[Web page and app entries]
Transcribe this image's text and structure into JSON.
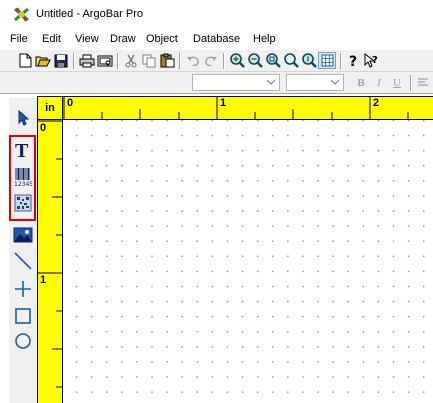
{
  "window": {
    "title": "Untitled - ArgoBar Pro"
  },
  "menu": [
    "File",
    "Edit",
    "View",
    "Draw",
    "Object",
    "Database",
    "Help"
  ],
  "toolbar_buttons": [
    "new-icon",
    "open-icon",
    "save-icon",
    "print-icon",
    "print-preview-icon",
    "cut-icon",
    "copy-icon",
    "paste-icon",
    "undo-icon",
    "redo-icon",
    "zoom-in-icon",
    "zoom-out-icon",
    "zoom-fit-icon",
    "zoom-page-icon",
    "zoom-actual-icon",
    "grid-icon",
    "help-icon",
    "context-help-icon"
  ],
  "format_bar": {
    "font_name": "",
    "font_size": "",
    "buttons": [
      "B",
      "I",
      "U"
    ]
  },
  "toolbox": [
    "pointer-tool",
    "text-tool",
    "barcode-tool",
    "2d-barcode-tool",
    "image-tool",
    "line-tool",
    "crosshair-tool",
    "rectangle-tool",
    "ellipse-tool"
  ],
  "ruler": {
    "unit": "in",
    "h_labels": [
      "0",
      "1",
      "2"
    ],
    "v_labels": [
      "0",
      "1"
    ]
  },
  "colors": {
    "ruler": "#ffff00",
    "highlight": "#e00000",
    "accent": "#1e5aa8"
  }
}
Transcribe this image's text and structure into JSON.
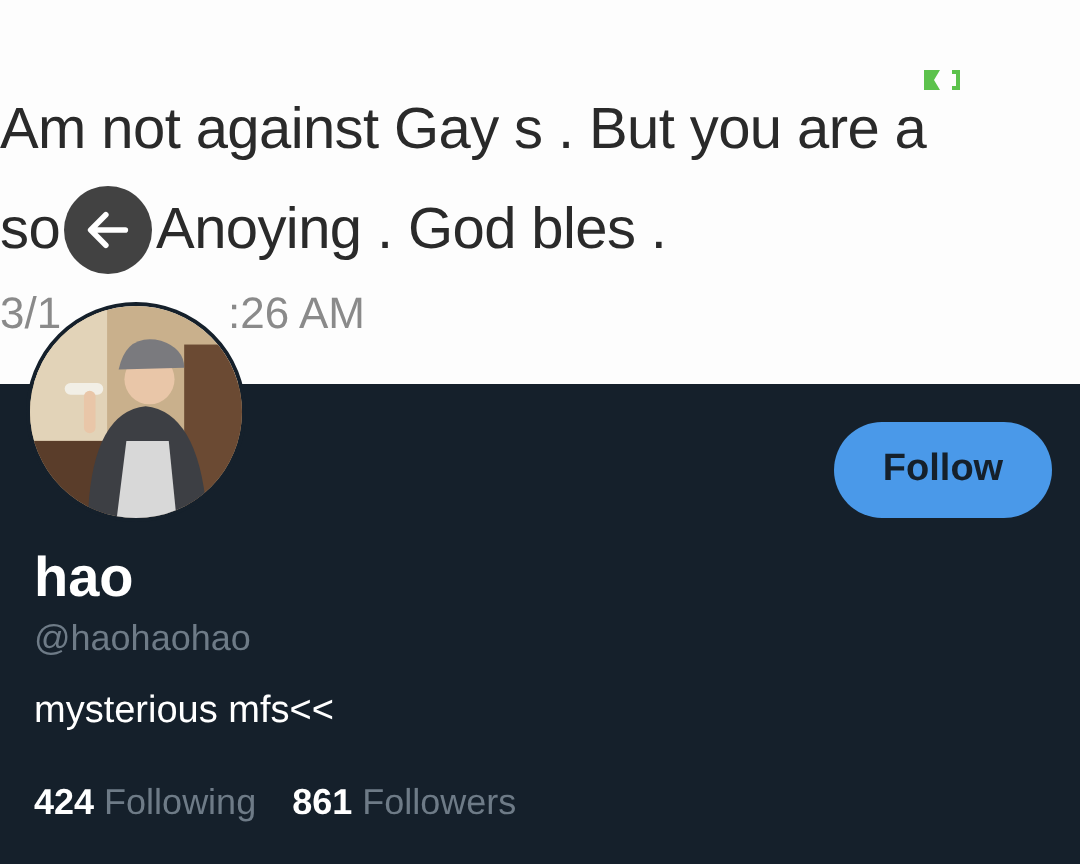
{
  "header_image": {
    "line_1": "Am not against Gay s . But you are a",
    "line_2_parts": [
      "so",
      "Anoying . God bles ."
    ],
    "timestamp_parts": [
      "3/1",
      ":26 AM"
    ]
  },
  "profile": {
    "name": "hao",
    "handle": "@haohaohao",
    "bio": "mysterious mfs<<",
    "follow_button": {
      "label": "Follow",
      "following": false
    },
    "stats": [
      {
        "count": "424",
        "label": "Following"
      },
      {
        "count": "861",
        "label": "Followers"
      }
    ]
  }
}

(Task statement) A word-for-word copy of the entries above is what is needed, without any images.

(Answer for this exercise)
Transcribe this image's text and structure into JSON.
{
  "window": {
    "title": "Untitled - ArgoBar Pro"
  },
  "menu": [
    "File",
    "Edit",
    "View",
    "Draw",
    "Object",
    "Database",
    "Help"
  ],
  "toolbar_buttons": [
    "new-icon",
    "open-icon",
    "save-icon",
    "print-icon",
    "print-preview-icon",
    "cut-icon",
    "copy-icon",
    "paste-icon",
    "undo-icon",
    "redo-icon",
    "zoom-in-icon",
    "zoom-out-icon",
    "zoom-fit-icon",
    "zoom-page-icon",
    "zoom-actual-icon",
    "grid-icon",
    "help-icon",
    "context-help-icon"
  ],
  "format_bar": {
    "font_name": "",
    "font_size": "",
    "buttons": [
      "B",
      "I",
      "U"
    ]
  },
  "toolbox": [
    "pointer-tool",
    "text-tool",
    "barcode-tool",
    "2d-barcode-tool",
    "image-tool",
    "line-tool",
    "crosshair-tool",
    "rectangle-tool",
    "ellipse-tool"
  ],
  "ruler": {
    "unit": "in",
    "h_labels": [
      "0",
      "1",
      "2"
    ],
    "v_labels": [
      "0",
      "1"
    ]
  },
  "colors": {
    "ruler": "#ffff00",
    "highlight": "#e00000",
    "accent": "#1e5aa8"
  }
}
Transcribe this image's text and structure into JSON.
{
  "header_image": {
    "line_1": "Am not against Gay s . But you are a",
    "line_2_parts": [
      "so",
      "Anoying . God bles ."
    ],
    "timestamp_parts": [
      "3/1",
      ":26 AM"
    ]
  },
  "profile": {
    "name": "hao",
    "handle": "@haohaohao",
    "bio": "mysterious mfs<<",
    "follow_button": {
      "label": "Follow",
      "following": false
    },
    "stats": [
      {
        "count": "424",
        "label": "Following"
      },
      {
        "count": "861",
        "label": "Followers"
      }
    ]
  }
}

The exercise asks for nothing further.